EXTRACTED RECORDS:
%%

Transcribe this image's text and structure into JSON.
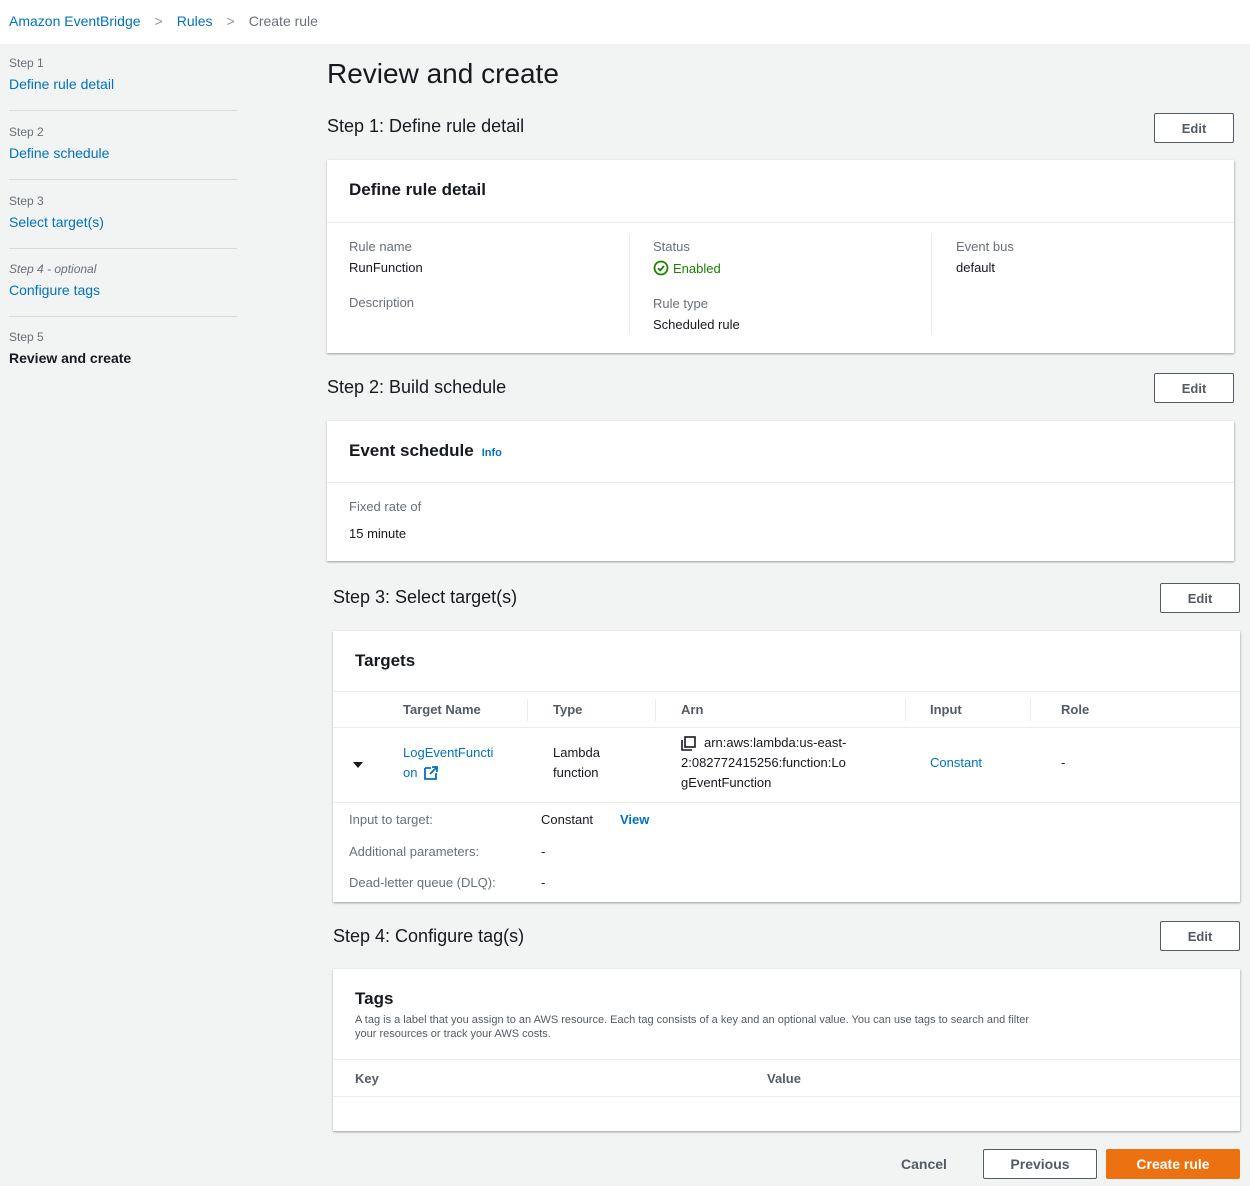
{
  "breadcrumb": {
    "root": "Amazon EventBridge",
    "rules": "Rules",
    "current": "Create rule",
    "separator": ">"
  },
  "sidebar": {
    "steps": [
      {
        "num": "Step 1",
        "label": "Define rule detail"
      },
      {
        "num": "Step 2",
        "label": "Define schedule"
      },
      {
        "num": "Step 3",
        "label": "Select target(s)"
      },
      {
        "num": "Step 4 - optional",
        "label": "Configure tags"
      },
      {
        "num": "Step 5",
        "label": "Review and create"
      }
    ]
  },
  "page": {
    "title": "Review and create",
    "edit_label": "Edit"
  },
  "step1": {
    "heading": "Step 1: Define rule detail",
    "card_title": "Define rule detail",
    "rule_name_label": "Rule name",
    "rule_name_value": "RunFunction",
    "description_label": "Description",
    "status_label": "Status",
    "status_value": "Enabled",
    "rule_type_label": "Rule type",
    "rule_type_value": "Scheduled rule",
    "event_bus_label": "Event bus",
    "event_bus_value": "default"
  },
  "step2": {
    "heading": "Step 2: Build schedule",
    "card_title": "Event schedule",
    "info": "Info",
    "rate_label": "Fixed rate of",
    "rate_value": "15 minute"
  },
  "step3": {
    "heading": "Step 3: Select target(s)",
    "card_title": "Targets",
    "columns": [
      "Target Name",
      "Type",
      "Arn",
      "Input",
      "Role"
    ],
    "row": {
      "name_line1": "LogEventFuncti",
      "name_line2": "on",
      "type_line1": "Lambda",
      "type_line2": "function",
      "arn_line1": "arn:aws:lambda:us-east-",
      "arn_line2": "2:082772415256:function:Lo",
      "arn_line3": "gEventFunction",
      "input": "Constant",
      "role": "-"
    },
    "details": {
      "input_label": "Input to target:",
      "input_value": "Constant",
      "view_link": "View",
      "params_label": "Additional parameters:",
      "params_value": "-",
      "dlq_label": "Dead-letter queue (DLQ):",
      "dlq_value": "-"
    }
  },
  "step4": {
    "heading": "Step 4: Configure tag(s)",
    "card_title": "Tags",
    "desc_line1": "A tag is a label that you assign to an AWS resource. Each tag consists of a key and an optional value. You can use tags to search and filter",
    "desc_line2": "your resources or track your AWS costs.",
    "key_col": "Key",
    "value_col": "Value"
  },
  "footer": {
    "cancel": "Cancel",
    "previous": "Previous",
    "create": "Create rule"
  },
  "colors": {
    "link": "#0073bb",
    "primary": "#ec7211",
    "success": "#1d8102"
  }
}
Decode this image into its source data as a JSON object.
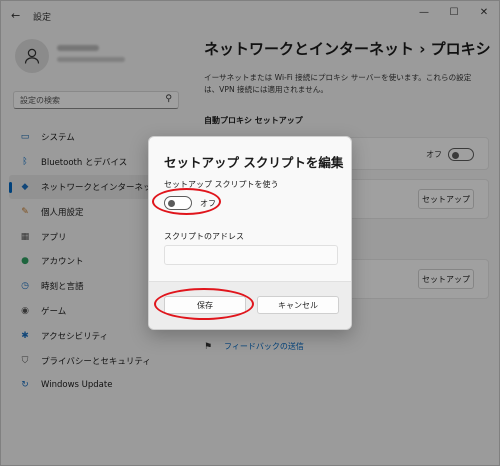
{
  "window": {
    "title": "設定",
    "back_glyph": "←",
    "controls": {
      "minimize": "—",
      "maximize": "☐",
      "close": "✕"
    }
  },
  "sidebar": {
    "search_placeholder": "設定の検索",
    "items": [
      {
        "label": "システム",
        "icon": "monitor-icon",
        "color": "#0a5ea8"
      },
      {
        "label": "Bluetooth とデバイス",
        "icon": "bluetooth-icon",
        "color": "#0067c0"
      },
      {
        "label": "ネットワークとインターネット",
        "icon": "wifi-icon",
        "color": "#1d6fbd",
        "active": true
      },
      {
        "label": "個人用設定",
        "icon": "brush-icon",
        "color": "#c77d2e"
      },
      {
        "label": "アプリ",
        "icon": "apps-icon",
        "color": "#555555"
      },
      {
        "label": "アカウント",
        "icon": "person-icon",
        "color": "#2f9e62"
      },
      {
        "label": "時刻と言語",
        "icon": "globe-clock-icon",
        "color": "#1d6fbd"
      },
      {
        "label": "ゲーム",
        "icon": "gamepad-icon",
        "color": "#555555"
      },
      {
        "label": "アクセシビリティ",
        "icon": "accessibility-icon",
        "color": "#1d6fbd"
      },
      {
        "label": "プライバシーとセキュリティ",
        "icon": "shield-icon",
        "color": "#555555"
      },
      {
        "label": "Windows Update",
        "icon": "update-icon",
        "color": "#1d6fbd"
      }
    ]
  },
  "main": {
    "title": "ネットワークとインターネット  ›  プロキシ",
    "description": "イーサネットまたは Wi-Fi 接続にプロキシ サーバーを使います。これらの設定は、VPN 接続には適用されません。",
    "section_auto": "自動プロキシ セットアップ",
    "card_toggle_state": "オフ",
    "card_button_1": "セットアップ",
    "card_button_2": "セットアップ",
    "feedback_label": "フィードバックの送信"
  },
  "dialog": {
    "title": "セットアップ スクリプトを編集",
    "use_script_label": "セットアップ スクリプトを使う",
    "toggle_state": "オフ",
    "address_label": "スクリプトのアドレス",
    "address_value": "",
    "save_label": "保存",
    "cancel_label": "キャンセル"
  },
  "colors": {
    "accent": "#0067c0",
    "annotation": "#e0151c"
  }
}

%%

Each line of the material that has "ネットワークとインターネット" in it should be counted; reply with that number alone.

RESPONSE TO THIS EXERCISE: 2